Nayara Santos-Costa who now lives in Sydney, explains her views on the defeat of Bolsanaro. “I believe that the election of President Lula will help the poorest population in Brazil to be seen and helped again. During the years of Lula’s government in Brazil, the low-income population had access to education, home ownership and government aid that kept them away from the extreme poverty line. Above all, it removes from power a politician who supports the dictatorship, is misogynistic, racist, bully, prejudiced and incompetent. I hope the transition will be peaceful and democracy respected.” Nayara is reminiscent of most people I have met in my travels through Brazil and elsewhere. The fact a fascist like Bolsanaro was elected in 2018 was down to the removal of Lula from the election race due to the fabricated charges against him.

Ana Marcia celebrating Lula’s inauguration. Photo: Billy Cotsis

Most Brazilians such as Nayara and Ana are excited for what lies ahead under better leadership.

Ana explains, “Lula created policies that would give poor people opportunities they never had, especially black and indigenous people.”

“As a kid, I always wanted to be a doctor. I didn’t get the necessary grades, basically only rich people who went to rich people’s schools their whole life would get a spot into those prestigious courses. For me, a teacher’s daughter, no fancy schools, no English classes, no traveling around, another teacher’s degree would be the best I could aim for, despite my efforts. Now, because of Lula, even the poorest uneducated worker’s kids have the opportunity of becoming doctors, engineers, scientists. Again, revolutionary. So here’s what Lula means to me: a kind of institutional ongoing revolution. No heads being chopped. No means of production being confiscated. Just giving the people the bare minimum, plus real opportunities.”

Brazilians celebrating Lula’s inauguration. Photo: Billy Cotsis

I have met many Bolsanaro supporters ironically through Ana, all male conservatives with good intentions. They fell for some of the lies. They do concede that Lula supports the Greek gift of Democracy. Bolsanaro of course spent months trying to canvas support for campaigns to undermine the election results and to generate support from the military. As a former Captain, it was thought by the media that he would stage a coup until military leaders came out in defiance of Bolsanaro, telling the country they wouldn’t intervene. There is no Crown, such as the one that intervened in Australia against Whitlam or a fascist dictatorship, so Lula is finally charged with one objective, to return Brazil to the path of stability, pathways out of poverty and a stronger democracy.

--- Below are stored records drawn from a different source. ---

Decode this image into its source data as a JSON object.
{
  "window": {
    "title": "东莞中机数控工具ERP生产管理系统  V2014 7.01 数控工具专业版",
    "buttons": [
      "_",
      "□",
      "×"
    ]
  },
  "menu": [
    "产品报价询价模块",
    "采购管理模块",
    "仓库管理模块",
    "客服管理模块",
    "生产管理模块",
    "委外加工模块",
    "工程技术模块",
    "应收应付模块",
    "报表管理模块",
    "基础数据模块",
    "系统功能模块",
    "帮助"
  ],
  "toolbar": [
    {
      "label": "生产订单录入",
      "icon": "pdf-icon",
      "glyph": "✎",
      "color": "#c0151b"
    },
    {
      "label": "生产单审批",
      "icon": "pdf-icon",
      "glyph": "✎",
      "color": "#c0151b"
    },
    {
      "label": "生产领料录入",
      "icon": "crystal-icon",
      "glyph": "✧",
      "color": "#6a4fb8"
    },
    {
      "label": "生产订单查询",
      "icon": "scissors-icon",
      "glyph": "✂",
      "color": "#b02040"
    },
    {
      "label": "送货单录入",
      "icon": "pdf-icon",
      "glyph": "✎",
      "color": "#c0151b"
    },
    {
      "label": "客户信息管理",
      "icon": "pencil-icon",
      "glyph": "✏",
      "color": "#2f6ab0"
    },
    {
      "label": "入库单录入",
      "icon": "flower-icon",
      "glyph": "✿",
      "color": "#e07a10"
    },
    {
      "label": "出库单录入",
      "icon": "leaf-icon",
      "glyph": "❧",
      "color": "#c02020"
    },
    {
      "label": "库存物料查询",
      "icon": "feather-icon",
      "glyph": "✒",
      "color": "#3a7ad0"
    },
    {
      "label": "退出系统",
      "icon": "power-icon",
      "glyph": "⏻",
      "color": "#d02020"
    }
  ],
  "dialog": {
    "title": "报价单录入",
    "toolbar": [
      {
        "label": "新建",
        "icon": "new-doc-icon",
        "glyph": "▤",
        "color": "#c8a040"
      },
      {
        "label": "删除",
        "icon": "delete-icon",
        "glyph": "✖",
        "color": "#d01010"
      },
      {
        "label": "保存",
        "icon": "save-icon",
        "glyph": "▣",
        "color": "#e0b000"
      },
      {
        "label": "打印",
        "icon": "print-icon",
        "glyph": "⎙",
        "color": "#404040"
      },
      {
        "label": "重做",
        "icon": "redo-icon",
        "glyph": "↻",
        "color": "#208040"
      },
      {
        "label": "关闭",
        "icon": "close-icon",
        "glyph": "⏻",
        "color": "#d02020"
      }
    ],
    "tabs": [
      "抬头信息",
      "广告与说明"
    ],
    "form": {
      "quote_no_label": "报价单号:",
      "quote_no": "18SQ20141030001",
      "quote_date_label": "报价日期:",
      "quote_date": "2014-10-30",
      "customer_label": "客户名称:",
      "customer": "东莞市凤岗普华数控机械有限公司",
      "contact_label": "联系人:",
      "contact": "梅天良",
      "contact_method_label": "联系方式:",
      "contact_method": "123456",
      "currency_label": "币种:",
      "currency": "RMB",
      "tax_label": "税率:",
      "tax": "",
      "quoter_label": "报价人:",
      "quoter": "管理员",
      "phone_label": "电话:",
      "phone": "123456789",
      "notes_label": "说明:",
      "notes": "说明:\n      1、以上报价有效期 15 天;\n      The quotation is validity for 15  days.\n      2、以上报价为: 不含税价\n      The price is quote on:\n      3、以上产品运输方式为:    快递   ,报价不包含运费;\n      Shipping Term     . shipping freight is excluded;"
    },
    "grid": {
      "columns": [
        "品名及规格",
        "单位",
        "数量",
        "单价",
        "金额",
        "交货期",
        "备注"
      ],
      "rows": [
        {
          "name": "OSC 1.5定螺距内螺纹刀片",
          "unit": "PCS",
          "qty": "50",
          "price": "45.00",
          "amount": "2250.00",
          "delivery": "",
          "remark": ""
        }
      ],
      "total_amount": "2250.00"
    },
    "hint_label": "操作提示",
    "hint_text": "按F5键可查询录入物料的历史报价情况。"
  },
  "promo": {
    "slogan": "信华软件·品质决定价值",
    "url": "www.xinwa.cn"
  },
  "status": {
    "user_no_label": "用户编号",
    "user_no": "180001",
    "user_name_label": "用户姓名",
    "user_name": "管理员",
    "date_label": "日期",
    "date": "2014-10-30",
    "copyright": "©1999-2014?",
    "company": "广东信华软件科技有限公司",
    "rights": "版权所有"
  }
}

It took Greeks thousands of years to get there. The son of Aristides and Eurídice will now robustly guide Brazil’s democracy away from the path of fascism.

*Billy Cotsis is the author of The Aegean Seven Take Back The Marbles

Brazilians celebrating Lula’s inauguration. Photo: Billy Cotsis